Second, you can alter the dice by re-rolling them—just cash in one of your re-roll crystals each time you do so. While it can be hard to use your precious dice to acquire re-roll crystals instead of goods or money, it can pay off; I've won several games by rolling the dice multiple times on my final turn until getting the result I needed. And you can further specialize in re-roll crystals by acquiring bonus cards that provide them at the start of every turn.
Third, you only get two actions per turn, which means you may have to leave dice actions unused on some rounds. Bonus tiles can grant you extra actions, so a strategy that's heavy on acquiring both extra dice to roll and more actions to take with them can be a viable way to move faster than your opponents.
The heart of Istanbul: The Dice Game is this decision about how to build your engine. Do you burn several initial turns trying to collect bonus tiles that will pay off for the rest of the game, or do you just race right for goods and money, hoping to win before your opponent's faster engine can overtake your head start? Do you specialize in money, and if so, what do you do when your opponent buys up several of the rubies and you're now collecting massive money with nowhere to spend it?
The game's exuberant abundance, its cascading bonuses, its multiple paths to victory, and the limited control it gives you over the dice combine to produce a wonderful race game. It's not spatial. It's not incredibly deep. It's not a brain burner. The "engine" you build will only power a Ford Pinto. But Istanbul: The Dice Game is a near-perfect after-dinner weeknight game—fast and fun, with quick setup and engaging turns. It also plays wonderfully with two, though the game scales up to four thanks to a double-sided board.
The art, the cards, the mosque tiles, and the rubies all have that classic Istanbul feel to them. Everything is well made apart from the too-thin player aids, but this is an attractive package for just $25, and there's plenty of dice-chucking fun to be had.
Accept the game for what it is and you should have a great time.

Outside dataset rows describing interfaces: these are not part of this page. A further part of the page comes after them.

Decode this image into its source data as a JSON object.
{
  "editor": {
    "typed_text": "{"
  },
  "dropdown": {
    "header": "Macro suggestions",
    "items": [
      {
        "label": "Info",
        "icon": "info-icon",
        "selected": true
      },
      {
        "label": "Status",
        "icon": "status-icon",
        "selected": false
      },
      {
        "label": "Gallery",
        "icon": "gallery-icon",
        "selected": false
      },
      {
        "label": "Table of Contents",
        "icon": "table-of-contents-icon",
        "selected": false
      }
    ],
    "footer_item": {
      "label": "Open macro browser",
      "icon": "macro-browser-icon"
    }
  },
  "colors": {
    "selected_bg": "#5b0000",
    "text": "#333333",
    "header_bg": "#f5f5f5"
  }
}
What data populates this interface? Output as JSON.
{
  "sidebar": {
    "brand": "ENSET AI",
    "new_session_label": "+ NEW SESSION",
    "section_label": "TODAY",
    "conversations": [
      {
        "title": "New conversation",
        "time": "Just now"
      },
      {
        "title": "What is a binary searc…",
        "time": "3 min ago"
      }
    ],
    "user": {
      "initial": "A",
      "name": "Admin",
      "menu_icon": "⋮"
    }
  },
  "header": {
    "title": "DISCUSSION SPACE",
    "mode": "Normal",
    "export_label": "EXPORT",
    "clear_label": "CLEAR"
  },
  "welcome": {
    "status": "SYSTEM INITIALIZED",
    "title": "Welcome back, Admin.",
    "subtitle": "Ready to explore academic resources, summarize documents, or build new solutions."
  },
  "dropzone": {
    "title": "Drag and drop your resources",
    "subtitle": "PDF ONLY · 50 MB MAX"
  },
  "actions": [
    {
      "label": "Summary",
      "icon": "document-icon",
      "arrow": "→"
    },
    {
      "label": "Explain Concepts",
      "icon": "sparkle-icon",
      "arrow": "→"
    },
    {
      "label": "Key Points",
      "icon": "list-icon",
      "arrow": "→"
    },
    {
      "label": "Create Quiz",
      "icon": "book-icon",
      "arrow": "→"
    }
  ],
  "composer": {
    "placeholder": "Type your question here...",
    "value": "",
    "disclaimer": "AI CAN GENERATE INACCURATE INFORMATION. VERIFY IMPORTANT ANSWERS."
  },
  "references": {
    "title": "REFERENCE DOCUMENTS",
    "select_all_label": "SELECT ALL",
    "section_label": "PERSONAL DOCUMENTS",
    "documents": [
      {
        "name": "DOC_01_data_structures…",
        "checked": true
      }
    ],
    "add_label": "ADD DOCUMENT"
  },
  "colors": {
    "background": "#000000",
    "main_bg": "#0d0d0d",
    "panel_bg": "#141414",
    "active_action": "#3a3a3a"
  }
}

And when you want something a little thinkier, a little puzzlier, and a little longer, the original Istanbul (and its excellent expansions) remains a solid option.